TASK TO CARRY OUT:
For this exercise, write each entry below out precisely and omit the pictures.

RECORDS SHOWN:

=== Section Start ===

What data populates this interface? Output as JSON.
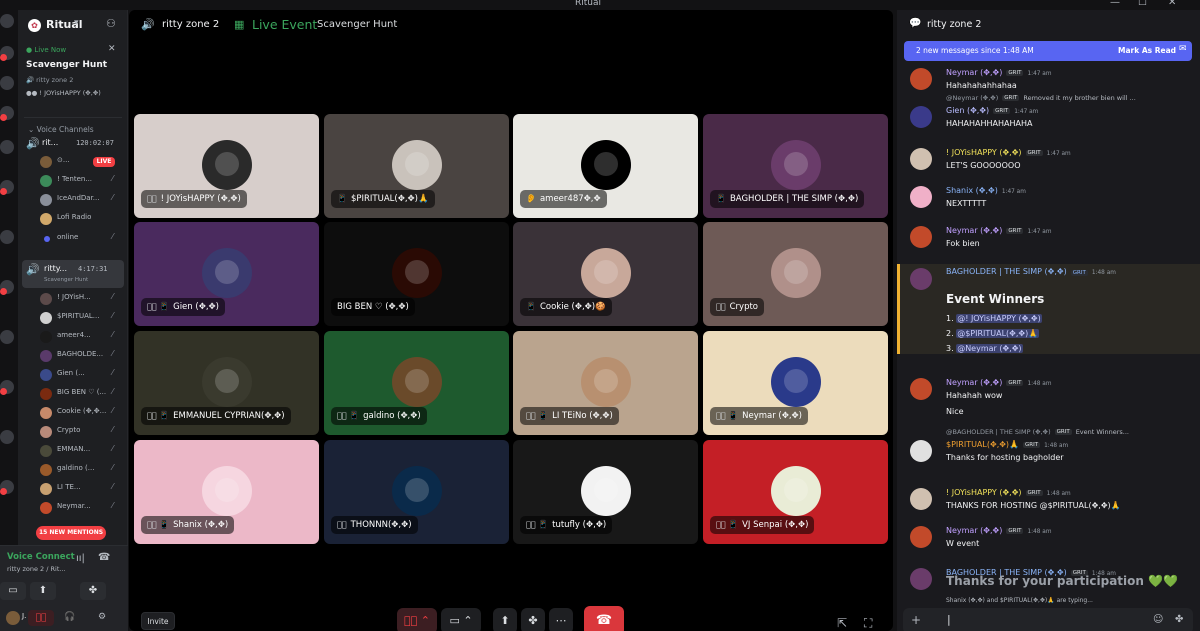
{
  "window": {
    "title": "Ritual"
  },
  "server": {
    "name": "Ritual",
    "chevron": "▾"
  },
  "live_card": {
    "status": "Live Now",
    "title": "Scavenger Hunt",
    "channel": "ritty zone 2",
    "users": "! JOYisHAPPY (✥,✥)"
  },
  "voice_channels_label": "Voice Channels",
  "channels": [
    {
      "name": "rit...",
      "time": "120:02:07",
      "users": [
        {
          "name": "⊙...",
          "live": "LIVE",
          "color": "#7a5c3a"
        },
        {
          "name": "! Tenten...",
          "color": "#3c8b5a"
        },
        {
          "name": "IceAndDar...",
          "color": "#8a8f9a"
        },
        {
          "name": "Lofi Radio",
          "color": "#d1a86a"
        },
        {
          "name": "online",
          "color": "#5865f2"
        }
      ]
    },
    {
      "name": "ritty...",
      "time": "4:17:31",
      "sub": "Scavenger Hunt",
      "users": [
        {
          "name": "! JOYisH...",
          "color": "#5c4a4a"
        },
        {
          "name": "$PIRITUAL...",
          "color": "#d0d0d0"
        },
        {
          "name": "ameer4...",
          "color": "#1a1a1a"
        },
        {
          "name": "BAGHOLDE...",
          "color": "#5a3a6a"
        },
        {
          "name": "Gien (...",
          "color": "#3a4a8a"
        },
        {
          "name": "BIG BEN ♡ (...",
          "color": "#7a2a10"
        },
        {
          "name": "Cookie (✥,✥...",
          "color": "#c78a6a"
        },
        {
          "name": "Crypto",
          "color": "#b88a7a"
        },
        {
          "name": "EMMAN...",
          "color": "#4a4a3a"
        },
        {
          "name": "galdino (...",
          "color": "#9a5a2a"
        },
        {
          "name": "LI TE...",
          "color": "#c8a070"
        },
        {
          "name": "Neymar...",
          "color": "#c24a2a"
        }
      ]
    }
  ],
  "mentions": "15 NEW MENTIONS",
  "voice_panel": {
    "status": "Voice Connect",
    "location": "ritty zone 2 / Rit..."
  },
  "user_panel": {
    "name": "J."
  },
  "stage": {
    "channel": "ritty zone 2",
    "event_label": "Live Event",
    "event_name": "Scavenger Hunt",
    "invite": "Invite"
  },
  "tiles": [
    {
      "name": "! JOYisHAPPY (✥,✥)",
      "bg": "#d7cecb",
      "icon": "🎤⃠",
      "av": "#2a2a2a"
    },
    {
      "name": "$PIRITUAL(✥,✥)🙏",
      "bg": "#4a4441",
      "icon": "📱",
      "av": "#c9c2bb"
    },
    {
      "name": "ameer487✥,✥",
      "bg": "#e9e8e3",
      "icon": "👂",
      "av": "#000000"
    },
    {
      "name": "BAGHOLDER | THE SIMP (✥,✥)",
      "bg": "#4a2a48",
      "icon": "📱",
      "av": "#6a3c6a"
    },
    {
      "name": "Gien (✥,✥)",
      "bg": "#4a2a5e",
      "icon": "🎤⃠ 📱",
      "av": "#3a3a6e"
    },
    {
      "name": "BIG BEN ♡ (✥,✥)",
      "bg": "#0d0d0d",
      "icon": "",
      "av": "#2a0a04"
    },
    {
      "name": "Cookie (✥,✥)🍪",
      "bg": "#3a3238",
      "icon": "📱",
      "av": "#c8a89a"
    },
    {
      "name": "Crypto",
      "bg": "#6e5a56",
      "icon": "🎤⃠",
      "av": "#b0908a"
    },
    {
      "name": "EMMANUEL CYPRIAN(✥,✥)",
      "bg": "#323226",
      "icon": "🎤⃠ 📱",
      "av": "#3a3a2e"
    },
    {
      "name": "galdino (✥,✥)",
      "bg": "#1e5a2e",
      "icon": "🎤⃠ 📱",
      "av": "#6a4a2a"
    },
    {
      "name": "LI TEiNo (✥,✥)",
      "bg": "#baa48e",
      "icon": "🎤⃠ 📱",
      "av": "#b89070"
    },
    {
      "name": "Neymar (✥,✥)",
      "bg": "#ecdcbc",
      "icon": "🎤⃠ 📱",
      "av": "#2a3a8a"
    },
    {
      "name": "Shanix (✥,✥)",
      "bg": "#ecb8c8",
      "icon": "🎤⃠ 📱",
      "av": "#f6d6e0"
    },
    {
      "name": "THONNN(✥,✥)",
      "bg": "#1a2236",
      "icon": "🎤⃠",
      "av": "#0a2a4a"
    },
    {
      "name": "tutufly (✥,✥)",
      "bg": "#181818",
      "icon": "🎤⃠ 📱",
      "av": "#f2f2f2"
    },
    {
      "name": "VJ Senpai (✥,✥)",
      "bg": "#c41f26",
      "icon": "🎤⃠ 📱",
      "av": "#e9ecd6"
    }
  ],
  "chat": {
    "title": "ritty zone 2",
    "new_messages": "2 new messages since 1:48 AM",
    "mark_read": "Mark As Read",
    "messages": [
      {
        "user": "Neymar (✥,✥)",
        "color": "#c0a0ff",
        "tag": "GRIT",
        "time": "1:47 am",
        "text": "Hahahahahhahaa",
        "av": "#c24a2a"
      },
      {
        "reply_user": "@Neymar (✥,✥)",
        "reply_tag": "GRIT",
        "reply_text": "Removed it my brother bien will ...",
        "user": "Gien (✥,✥)",
        "color": "#b9bdff",
        "tag": "GRIT",
        "time": "1:47 am",
        "text": "HAHAHAHHAHAHAHA",
        "av": "#3a3a8a"
      },
      {
        "user": "! JOYisHAPPY (✥,✥)",
        "color": "#f0e05a",
        "tag": "GRIT",
        "time": "1:47 am",
        "text": "LET'S GOOOOOOO",
        "av": "#d0c0b0"
      },
      {
        "user": "Shanix (✥,✥)",
        "color": "#8ab4f8",
        "tag": "",
        "time": "1:47 am",
        "text": "NEXTTTTT",
        "av": "#f0b0c8"
      },
      {
        "user": "Neymar (✥,✥)",
        "color": "#c0a0ff",
        "tag": "GRIT",
        "time": "1:47 am",
        "text": "Fok bien",
        "av": "#c24a2a"
      }
    ],
    "winners": {
      "user": "BAGHOLDER | THE SIMP (✥,✥)",
      "tag": "GRIT",
      "time": "1:48 am",
      "heading": "Event Winners",
      "items": [
        "@! JOYisHAPPY (✥,✥)",
        "@$PIRITUAL(✥,✥)🙏",
        "@Neymar (✥,✥)"
      ]
    },
    "messages2": [
      {
        "user": "Neymar (✥,✥)",
        "color": "#c0a0ff",
        "tag": "GRIT",
        "time": "1:48 am",
        "text": "Hahahah wow",
        "text2": "Nice",
        "av": "#c24a2a"
      },
      {
        "reply_user": "@BAGHOLDER | THE SIMP (✥,✥)",
        "reply_tag": "GRIT",
        "reply_text": "Event Winners...",
        "user": "$PIRITUAL(✥,✥)🙏",
        "color": "#f0a030",
        "tag": "GRIT",
        "time": "1:48 am",
        "text": "Thanks for hosting bagholder",
        "av": "#e0e0e0"
      },
      {
        "user": "! JOYisHAPPY (✥,✥)",
        "color": "#f0e05a",
        "tag": "GRIT",
        "time": "1:48 am",
        "text": "THANKS FOR HOSTING @$PIRITUAL(✥,✥)🙏",
        "av": "#d0c0b0"
      },
      {
        "user": "Neymar (✥,✥)",
        "color": "#c0a0ff",
        "tag": "GRIT",
        "time": "1:48 am",
        "text": "W event",
        "av": "#c24a2a"
      },
      {
        "user": "BAGHOLDER | THE SIMP (✥,✥)",
        "color": "#8ab4f8",
        "tag": "GRIT",
        "time": "1:48 am",
        "text": "",
        "av": "#6a3c6a"
      }
    ],
    "big_thanks": "Thanks for your participation 💚💚",
    "typing": "Shanix (✥,✥) and $PIRITUAL(✥,✥)🙏 are typing...",
    "composer_cursor": "|"
  }
}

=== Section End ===

RESULT:
What data populates this interface? Output as JSON.
{
  "window": {
    "title": "Ritual"
  },
  "server": {
    "name": "Ritual",
    "chevron": "▾"
  },
  "live_card": {
    "status": "Live Now",
    "title": "Scavenger Hunt",
    "channel": "ritty zone 2",
    "users": "! JOYisHAPPY (✥,✥)"
  },
  "voice_channels_label": "Voice Channels",
  "channels": [
    {
      "name": "rit...",
      "time": "120:02:07",
      "users": [
        {
          "name": "⊙...",
          "live": "LIVE",
          "color": "#7a5c3a"
        },
        {
          "name": "! Tenten...",
          "color": "#3c8b5a"
        },
        {
          "name": "IceAndDar...",
          "color": "#8a8f9a"
        },
        {
          "name": "Lofi Radio",
          "color": "#d1a86a"
        },
        {
          "name": "online",
          "color": "#5865f2"
        }
      ]
    },
    {
      "name": "ritty...",
      "time": "4:17:31",
      "sub": "Scavenger Hunt",
      "users": [
        {
          "name": "! JOYisH...",
          "color": "#5c4a4a"
        },
        {
          "name": "$PIRITUAL...",
          "color": "#d0d0d0"
        },
        {
          "name": "ameer4...",
          "color": "#1a1a1a"
        },
        {
          "name": "BAGHOLDE...",
          "color": "#5a3a6a"
        },
        {
          "name": "Gien (...",
          "color": "#3a4a8a"
        },
        {
          "name": "BIG BEN ♡ (...",
          "color": "#7a2a10"
        },
        {
          "name": "Cookie (✥,✥...",
          "color": "#c78a6a"
        },
        {
          "name": "Crypto",
          "color": "#b88a7a"
        },
        {
          "name": "EMMAN...",
          "color": "#4a4a3a"
        },
        {
          "name": "galdino (...",
          "color": "#9a5a2a"
        },
        {
          "name": "LI TE...",
          "color": "#c8a070"
        },
        {
          "name": "Neymar...",
          "color": "#c24a2a"
        }
      ]
    }
  ],
  "mentions": "15 NEW MENTIONS",
  "voice_panel": {
    "status": "Voice Connect",
    "location": "ritty zone 2 / Rit..."
  },
  "user_panel": {
    "name": "J."
  },
  "stage": {
    "channel": "ritty zone 2",
    "event_label": "Live Event",
    "event_name": "Scavenger Hunt",
    "invite": "Invite"
  },
  "tiles": [
    {
      "name": "! JOYisHAPPY (✥,✥)",
      "bg": "#d7cecb",
      "icon": "🎤⃠",
      "av": "#2a2a2a"
    },
    {
      "name": "$PIRITUAL(✥,✥)🙏",
      "bg": "#4a4441",
      "icon": "📱",
      "av": "#c9c2bb"
    },
    {
      "name": "ameer487✥,✥",
      "bg": "#e9e8e3",
      "icon": "👂",
      "av": "#000000"
    },
    {
      "name": "BAGHOLDER | THE SIMP (✥,✥)",
      "bg": "#4a2a48",
      "icon": "📱",
      "av": "#6a3c6a"
    },
    {
      "name": "Gien (✥,✥)",
      "bg": "#4a2a5e",
      "icon": "🎤⃠ 📱",
      "av": "#3a3a6e"
    },
    {
      "name": "BIG BEN ♡ (✥,✥)",
      "bg": "#0d0d0d",
      "icon": "",
      "av": "#2a0a04"
    },
    {
      "name": "Cookie (✥,✥)🍪",
      "bg": "#3a3238",
      "icon": "📱",
      "av": "#c8a89a"
    },
    {
      "name": "Crypto",
      "bg": "#6e5a56",
      "icon": "🎤⃠",
      "av": "#b0908a"
    },
    {
      "name": "EMMANUEL CYPRIAN(✥,✥)",
      "bg": "#323226",
      "icon": "🎤⃠ 📱",
      "av": "#3a3a2e"
    },
    {
      "name": "galdino (✥,✥)",
      "bg": "#1e5a2e",
      "icon": "🎤⃠ 📱",
      "av": "#6a4a2a"
    },
    {
      "name": "LI TEiNo (✥,✥)",
      "bg": "#baa48e",
      "icon": "🎤⃠ 📱",
      "av": "#b89070"
    },
    {
      "name": "Neymar (✥,✥)",
      "bg": "#ecdcbc",
      "icon": "🎤⃠ 📱",
      "av": "#2a3a8a"
    },
    {
      "name": "Shanix (✥,✥)",
      "bg": "#ecb8c8",
      "icon": "🎤⃠ 📱",
      "av": "#f6d6e0"
    },
    {
      "name": "THONNN(✥,✥)",
      "bg": "#1a2236",
      "icon": "🎤⃠",
      "av": "#0a2a4a"
    },
    {
      "name": "tutufly (✥,✥)",
      "bg": "#181818",
      "icon": "🎤⃠ 📱",
      "av": "#f2f2f2"
    },
    {
      "name": "VJ Senpai (✥,✥)",
      "bg": "#c41f26",
      "icon": "🎤⃠ 📱",
      "av": "#e9ecd6"
    }
  ],
  "chat": {
    "title": "ritty zone 2",
    "new_messages": "2 new messages since 1:48 AM",
    "mark_read": "Mark As Read",
    "messages": [
      {
        "user": "Neymar (✥,✥)",
        "color": "#c0a0ff",
        "tag": "GRIT",
        "time": "1:47 am",
        "text": "Hahahahahhahaa",
        "av": "#c24a2a"
      },
      {
        "reply_user": "@Neymar (✥,✥)",
        "reply_tag": "GRIT",
        "reply_text": "Removed it my brother bien will ...",
        "user": "Gien (✥,✥)",
        "color": "#b9bdff",
        "tag": "GRIT",
        "time": "1:47 am",
        "text": "HAHAHAHHAHAHAHA",
        "av": "#3a3a8a"
      },
      {
        "user": "! JOYisHAPPY (✥,✥)",
        "color": "#f0e05a",
        "tag": "GRIT",
        "time": "1:47 am",
        "text": "LET'S GOOOOOOO",
        "av": "#d0c0b0"
      },
      {
        "user": "Shanix (✥,✥)",
        "color": "#8ab4f8",
        "tag": "",
        "time": "1:47 am",
        "text": "NEXTTTTT",
        "av": "#f0b0c8"
      },
      {
        "user": "Neymar (✥,✥)",
        "color": "#c0a0ff",
        "tag": "GRIT",
        "time": "1:47 am",
        "text": "Fok bien",
        "av": "#c24a2a"
      }
    ],
    "winners": {
      "user": "BAGHOLDER | THE SIMP (✥,✥)",
      "tag": "GRIT",
      "time": "1:48 am",
      "heading": "Event Winners",
      "items": [
        "@! JOYisHAPPY (✥,✥)",
        "@$PIRITUAL(✥,✥)🙏",
        "@Neymar (✥,✥)"
      ]
    },
    "messages2": [
      {
        "user": "Neymar (✥,✥)",
        "color": "#c0a0ff",
        "tag": "GRIT",
        "time": "1:48 am",
        "text": "Hahahah wow",
        "text2": "Nice",
        "av": "#c24a2a"
      },
      {
        "reply_user": "@BAGHOLDER | THE SIMP (✥,✥)",
        "reply_tag": "GRIT",
        "reply_text": "Event Winners...",
        "user": "$PIRITUAL(✥,✥)🙏",
        "color": "#f0a030",
        "tag": "GRIT",
        "time": "1:48 am",
        "text": "Thanks for hosting bagholder",
        "av": "#e0e0e0"
      },
      {
        "user": "! JOYisHAPPY (✥,✥)",
        "color": "#f0e05a",
        "tag": "GRIT",
        "time": "1:48 am",
        "text": "THANKS FOR HOSTING @$PIRITUAL(✥,✥)🙏",
        "av": "#d0c0b0"
      },
      {
        "user": "Neymar (✥,✥)",
        "color": "#c0a0ff",
        "tag": "GRIT",
        "time": "1:48 am",
        "text": "W event",
        "av": "#c24a2a"
      },
      {
        "user": "BAGHOLDER | THE SIMP (✥,✥)",
        "color": "#8ab4f8",
        "tag": "GRIT",
        "time": "1:48 am",
        "text": "",
        "av": "#6a3c6a"
      }
    ],
    "big_thanks": "Thanks for your participation 💚💚",
    "typing": "Shanix (✥,✥) and $PIRITUAL(✥,✥)🙏 are typing...",
    "composer_cursor": "|"
  }
}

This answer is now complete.